Nevertheless, if Five Below continues on its current and past trajectory it would take 20 years for it to become the next Dollar Tree in size. Furthermore, it would probably have to complete a series of acquisitions, like Dollar Tree did, to achieve such scale within the next two decades. Clearly, that's the long-term vision and potential, but if you are looking shorter term, say 5-7 years, then Five Below management's goal is a huge catalyst to operate 2,000 stores. If successful, which I assume it will be, then I ask the very simple question of what it means for the stock? In other words, where is FIVE stock headed over the next 5-7 years, versus my 20-year outlook.
The answer to that question is not as difficult as it may seem. Five Below achieved comparable sales growth of 3.4% last year, which means its revenue would have been slightly above $700 million for the full year versus $832 million had it not opened one store. So if we look at Five Below strictly from a comparable basis, removing the growth from store expansion, then Five Below earned roughly $1.91 million in revenue per existing store during this last year.
Seeing as how Five Below operates much larger stores than say Dollar Tree or Dollar General, it does not achieve the rapid same-store sales you might expect. But because its revenue per store is double that of most dollar stores, it does not need to grow fast on a comparable basis. Regardless, Five Below has maintained a rather impressive comparable store sales growth rate over the last five years, about 5% on average.

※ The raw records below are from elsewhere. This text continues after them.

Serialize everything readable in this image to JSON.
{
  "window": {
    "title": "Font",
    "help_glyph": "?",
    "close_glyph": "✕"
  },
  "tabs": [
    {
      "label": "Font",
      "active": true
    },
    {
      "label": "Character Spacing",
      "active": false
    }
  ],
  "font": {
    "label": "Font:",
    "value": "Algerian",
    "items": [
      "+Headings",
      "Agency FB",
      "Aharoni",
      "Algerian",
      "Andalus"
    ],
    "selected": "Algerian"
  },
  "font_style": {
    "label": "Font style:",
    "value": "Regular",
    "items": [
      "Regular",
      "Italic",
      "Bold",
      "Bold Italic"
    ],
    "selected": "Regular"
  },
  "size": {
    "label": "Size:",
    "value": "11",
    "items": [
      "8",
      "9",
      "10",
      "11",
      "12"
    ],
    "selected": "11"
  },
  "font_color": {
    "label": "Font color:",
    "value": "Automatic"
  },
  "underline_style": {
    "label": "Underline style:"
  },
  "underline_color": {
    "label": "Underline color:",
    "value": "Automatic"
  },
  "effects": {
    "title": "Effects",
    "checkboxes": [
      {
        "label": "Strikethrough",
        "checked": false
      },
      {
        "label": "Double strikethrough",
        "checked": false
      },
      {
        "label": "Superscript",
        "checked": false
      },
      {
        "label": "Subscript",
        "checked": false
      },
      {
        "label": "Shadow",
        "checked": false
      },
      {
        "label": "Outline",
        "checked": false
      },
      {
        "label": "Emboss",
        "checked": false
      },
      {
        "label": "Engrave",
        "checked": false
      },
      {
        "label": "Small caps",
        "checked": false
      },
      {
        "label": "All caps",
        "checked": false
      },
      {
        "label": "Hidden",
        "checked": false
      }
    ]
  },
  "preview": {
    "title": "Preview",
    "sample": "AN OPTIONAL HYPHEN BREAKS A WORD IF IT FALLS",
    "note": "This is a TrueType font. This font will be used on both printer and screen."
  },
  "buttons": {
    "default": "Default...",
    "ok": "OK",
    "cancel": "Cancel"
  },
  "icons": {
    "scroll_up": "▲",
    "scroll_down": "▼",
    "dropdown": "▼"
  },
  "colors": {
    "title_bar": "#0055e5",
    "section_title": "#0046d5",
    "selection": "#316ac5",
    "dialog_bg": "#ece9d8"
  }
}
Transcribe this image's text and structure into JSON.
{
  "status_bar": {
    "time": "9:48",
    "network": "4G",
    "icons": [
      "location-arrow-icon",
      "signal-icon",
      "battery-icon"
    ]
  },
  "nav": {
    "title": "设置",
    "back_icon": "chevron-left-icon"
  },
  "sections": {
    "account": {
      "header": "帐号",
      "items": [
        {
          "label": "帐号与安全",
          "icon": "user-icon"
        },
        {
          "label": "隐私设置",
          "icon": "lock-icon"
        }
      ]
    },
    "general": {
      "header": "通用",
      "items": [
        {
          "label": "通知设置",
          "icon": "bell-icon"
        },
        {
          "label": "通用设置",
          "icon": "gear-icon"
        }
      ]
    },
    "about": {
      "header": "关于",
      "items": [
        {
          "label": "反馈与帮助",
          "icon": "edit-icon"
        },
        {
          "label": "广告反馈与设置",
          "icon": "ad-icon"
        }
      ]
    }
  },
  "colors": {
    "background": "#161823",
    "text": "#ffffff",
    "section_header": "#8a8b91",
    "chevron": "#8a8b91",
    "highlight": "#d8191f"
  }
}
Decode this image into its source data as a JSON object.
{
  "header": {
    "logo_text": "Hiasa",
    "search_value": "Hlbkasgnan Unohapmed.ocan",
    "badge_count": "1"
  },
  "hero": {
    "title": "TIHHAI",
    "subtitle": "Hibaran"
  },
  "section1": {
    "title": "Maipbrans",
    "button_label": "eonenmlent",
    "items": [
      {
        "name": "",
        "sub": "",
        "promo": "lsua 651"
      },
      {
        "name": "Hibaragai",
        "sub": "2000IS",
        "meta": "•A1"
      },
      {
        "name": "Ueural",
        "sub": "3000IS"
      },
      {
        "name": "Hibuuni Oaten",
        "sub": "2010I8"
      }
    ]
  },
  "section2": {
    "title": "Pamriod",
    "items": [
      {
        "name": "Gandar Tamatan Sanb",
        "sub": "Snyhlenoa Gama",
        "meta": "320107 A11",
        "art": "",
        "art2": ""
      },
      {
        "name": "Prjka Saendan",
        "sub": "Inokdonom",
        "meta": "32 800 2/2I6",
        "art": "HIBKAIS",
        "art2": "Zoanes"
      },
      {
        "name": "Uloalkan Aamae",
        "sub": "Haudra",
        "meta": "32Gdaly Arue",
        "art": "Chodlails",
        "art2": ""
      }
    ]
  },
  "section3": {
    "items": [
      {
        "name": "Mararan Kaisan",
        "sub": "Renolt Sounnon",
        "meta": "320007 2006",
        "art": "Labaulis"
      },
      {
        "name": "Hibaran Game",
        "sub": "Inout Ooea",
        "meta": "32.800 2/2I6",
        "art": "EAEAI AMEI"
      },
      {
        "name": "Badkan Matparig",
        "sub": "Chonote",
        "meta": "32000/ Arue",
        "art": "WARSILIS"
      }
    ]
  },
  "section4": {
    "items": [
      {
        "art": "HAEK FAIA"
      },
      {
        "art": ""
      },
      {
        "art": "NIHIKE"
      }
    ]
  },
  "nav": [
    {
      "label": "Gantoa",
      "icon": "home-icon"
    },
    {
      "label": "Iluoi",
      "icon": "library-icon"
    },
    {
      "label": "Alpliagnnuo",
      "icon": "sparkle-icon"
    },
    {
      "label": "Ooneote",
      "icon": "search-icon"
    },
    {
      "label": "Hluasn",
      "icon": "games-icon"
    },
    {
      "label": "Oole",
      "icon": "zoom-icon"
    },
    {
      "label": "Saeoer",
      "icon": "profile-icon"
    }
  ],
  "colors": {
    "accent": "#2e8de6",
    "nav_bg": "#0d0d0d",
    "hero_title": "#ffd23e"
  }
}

I'm figuring that over the next seven years, that growth rate will reduce to 2% on average. If so, then Five Below revenue per store would rise to nearly $2.2 million.
Finally, if we assume that Five Below is successful in operating 2,000 stores by the end of 2022, and is creating $2.2 million per store, then its revenue would be $4.4 billion. That is significantly higher than the $832 million in revenue it earned last year on 437 total stores, and a reason to be very bullish.
With that said, Five Below is expanding at an incredible rate right now, upping its store count by 20% last year. Based on its outlook, that expansion is only going to intensify, unless it adds several 100 stores through a big acquisition, which is very possible. Given that it plans to maintain this expansion rate, I will assume that Five Below's operating income margin of 11% will be unchanged over the next seven years. But because revenue will be higher, Five Below will earn more than $480 million in operating income.
Currently, FIVE stock is trading at 24x last year's operating income. Even if that multiple reduces to 15x annual operating income, Five Below will still support a market capitalization of more than $7 billion by the time it reaches 2,000 stores, whether it be 5, 7, or 10 years. Specifically, a $7.2 billion market capitalization target represents upside of 220%, which even over a decade amounts to annual gains of more than 20%.
Given that I'm assuming no margin appreciation and for more than a third of FIVE's multiple to be wiped out, this target is not only attainable but also likely. In fact, even if Five Below never reaches 2,000 stores, and only operates 1,000 stores, the same math applies, and that annualized return from today's price would still amount to more than 10%. Collectively, it becomes very clear that Five Below is a must-own stock for the long haul. Yes, it will have some growing pains, possibly a really bad year or two over the next decade, but overall, FIVE stock will end up where it should, and that is much, much higher.
Disclosure: I/we have no positions in any stocks mentioned, and no plans to initiate any positions within the next 72 hours.
I wrote this article myself, and it expresses my own opinions. I am not receiving compensation for it (other than from Seeking Alpha). I have no business relationship with any company whose stock is mentioned in this article.